Behind the scenes, when it comes to writers, Doctor Who has been a bit of a boys club lately. It was 2008 when a woman last wrote for the show, when former script editor Helen Raynor scripted The Sontaran Strategem/The Poison Earth. To put it in perspective, that was near beginning of the Tenth Doctor and Donna’s time together.
Over five years on, there have been no more stories written by women. None in the whole era of the Eleventh Doctor! This seems particularly strange since Doctor Who has one of the most diverse fanbases of any show in the world.
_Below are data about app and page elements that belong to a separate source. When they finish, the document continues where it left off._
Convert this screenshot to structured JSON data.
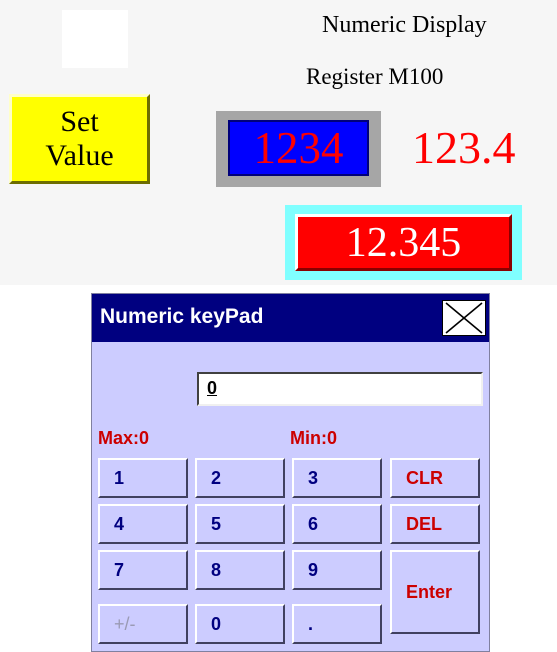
{
  "display": {
    "title": "Numeric Display",
    "register": "Register M100",
    "set_value_line1": "Set",
    "set_value_line2": "Value",
    "value_blue": "1234",
    "value_red_text": "123.4",
    "value_red_box": "12.345"
  },
  "keypad": {
    "title": "Numeric keyPad",
    "input_value": "0",
    "max_label": "Max:0",
    "min_label": "Min:0",
    "keys": {
      "k1": "1",
      "k2": "2",
      "k3": "3",
      "clr": "CLR",
      "k4": "4",
      "k5": "5",
      "k6": "6",
      "del": "DEL",
      "k7": "7",
      "k8": "8",
      "k9": "9",
      "enter": "Enter",
      "plusminus": "+/-",
      "k0": "0",
      "dot": "."
    }
  },
  "colors": {
    "set_button": "#ffff00",
    "blue_display": "#0000ff",
    "red_display": "#ff0000",
    "cyan_frame": "#80ffff",
    "keypad_title_bar": "#000080",
    "keypad_body": "#ccccff"
  }
}
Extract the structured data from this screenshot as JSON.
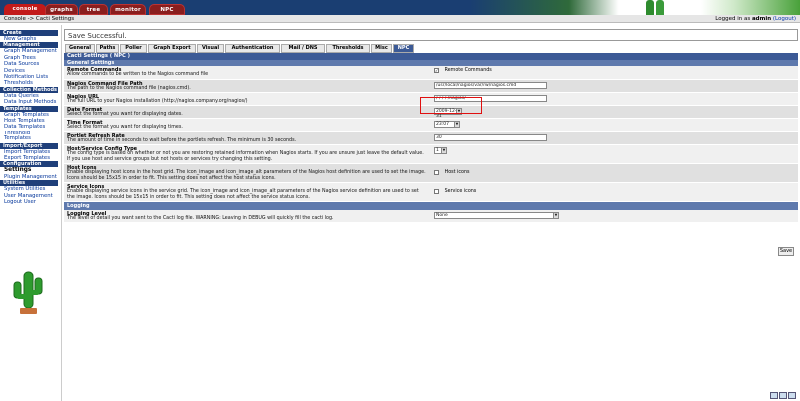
{
  "topnav": {
    "tabs": [
      {
        "label": "console",
        "active": true
      },
      {
        "label": "graphs",
        "active": false
      },
      {
        "label": "tree",
        "active": false
      },
      {
        "label": "monitor",
        "active": false
      },
      {
        "label": "NPC",
        "active": false
      }
    ]
  },
  "breadcrumb": "Console -> Cacti Settings",
  "login": {
    "prefix": "Logged in as",
    "user": "admin",
    "logout": "(Logout)"
  },
  "sidebar": {
    "sections": [
      {
        "header": "Create",
        "items": [
          "New Graphs"
        ]
      },
      {
        "header": "Management",
        "items": [
          "Graph Management",
          "Graph Trees",
          "Data Sources",
          "Devices",
          "Notification Lists",
          "Thresholds"
        ]
      },
      {
        "header": "Collection Methods",
        "items": [
          "Data Queries",
          "Data Input Methods"
        ]
      },
      {
        "header": "Templates",
        "items": [
          "Graph Templates",
          "Host Templates",
          "Data Templates",
          "Threshold Templates"
        ]
      },
      {
        "header": "Import/Export",
        "items": [
          "Import Templates",
          "Export Templates"
        ]
      },
      {
        "header": "Configuration",
        "items": [
          "Settings",
          "Plugin Management"
        ]
      },
      {
        "header": "Utilities",
        "items": [
          "System Utilities",
          "User Management",
          "Logout User"
        ]
      }
    ],
    "selected": "Settings"
  },
  "message": "Save Successful.",
  "settings_tabs": [
    "General",
    "Paths",
    "Poller",
    "Graph Export",
    "Visual",
    "Authentication",
    "Mail / DNS",
    "Thresholds",
    "Misc",
    "NPC"
  ],
  "active_tab": "NPC",
  "panel_title": "Cacti Settings ( NPC )",
  "general_section": "General Settings",
  "fields": {
    "remote_commands": {
      "title": "Remote Commands",
      "desc": "Allow commands to be written to the Nagios command file",
      "checkbox_label": "Remote Commands",
      "checked": true
    },
    "command_file": {
      "title": "Nagios Command File Path",
      "desc": "The path to the Nagios command file (nagios.cmd).",
      "value": "/usr/local/nagios/var/rw/nagios.cmd"
    },
    "nagios_url": {
      "title": "Nagios URL",
      "desc": "The full URL to your Nagios installation (http://nagios.company.org/nagios/)",
      "value": "/ / / / /nagios/"
    },
    "date_format": {
      "title": "Date Format",
      "desc": "Select the format you want for displaying dates.",
      "value": "2009-12-31"
    },
    "time_format": {
      "title": "Time Format",
      "desc": "Select the format you want for displaying times.",
      "value": "23:07"
    },
    "portlet_refresh": {
      "title": "Portlet Refresh Rate",
      "desc": "The amount of time in seconds to wait before the portlets refresh. The minimum is 30 seconds.",
      "value": "30"
    },
    "config_type": {
      "title": "Host/Service Config Type",
      "desc": "The config type is based on whether or not you are restoring retained information when Nagios starts. If you are unsure just leave the default value. If you use host and service groups but not hosts or services try changing this setting.",
      "value": "1"
    },
    "host_icons": {
      "title": "Host Icons",
      "desc": "Enable displaying host icons in the host grid. The icon_image and icon_image_alt parameters of the Nagios host definition are used to set the image. Icons should be 15x15 in order to fit. This setting does not affect the host status icons.",
      "checkbox_label": "Host icons",
      "checked": false
    },
    "service_icons": {
      "title": "Service Icons",
      "desc": "Enable displaying service icons in the service grid. The icon_image and icon_image_alt parameters of the Nagios service definition are used to set the image. Icons should be 15x15 in order to fit. This setting does not affect the service status icons.",
      "checkbox_label": "Service icons",
      "checked": false
    }
  },
  "logging_section": "Logging",
  "log_level": {
    "title": "Logging Level",
    "desc": "The level of detail you want sent to the Cacti log file. WARNING: Leaving in DEBUG will quickly fill the cacti log.",
    "value": "None"
  },
  "save_label": "Save",
  "colors": {
    "nav_blue": "#1a3e72",
    "tab_red": "#c21a1a",
    "header_blue": "#3c5a96",
    "highlight_red": "#e01010"
  }
}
It is also somewhat ironic because, during Steven Moffat’s time as showrunner, we’ve seen the rise of some of the most prominent and strong female characters in the show’s half-century history: Professor River Song, Amy Pond, Madame Vastra and Jenny, and the various Oswalds. There has been some criticism though, that these leading women are often written in too similar a fashion… like they’ve been “Moffatized.” They tend to be quick with a one-liner, have nicknames for people (usually the Doctor), possess a certain breezy sexuality, and are bold in the face of danger.
Could a female writer add more depth and “realness” if given the chance to write for Moffat’s female characters?
When there are women writers out there such as Debbie Moon, creator and writer of the BAFTA-nominated children’s fantasy series Wolfblood, who seem interested and willing to give it a try, it would certainly seem like a possibility. In a recent comment on her blog page, Moon mentions that she would like to write for our favorite Time Lord, saying:
I’m hoping I’ll get to do a Doctor Who one of these days…
It’s probably more of an innocent comment and not a guarantee (as a novelist, Moon is only likely to join Jenny Colgan as the only notable female Doctor Who writer at the moment), but with someone like Moon–and surely there are many other very capable and experienced women writers available as well–isn’t it time they were given a chance? Doctor Who has had women writers before, from Barbara Clegg (Enlightenment) to Jane Baker (The Mark of the Rani, et al) to Rona Munro (Survival), but hasn’t the time come when there should be more female Doctor Who writers on TV?
When it comes to women writers, is Doctor Who behind the times?
(With thanks to Ian.)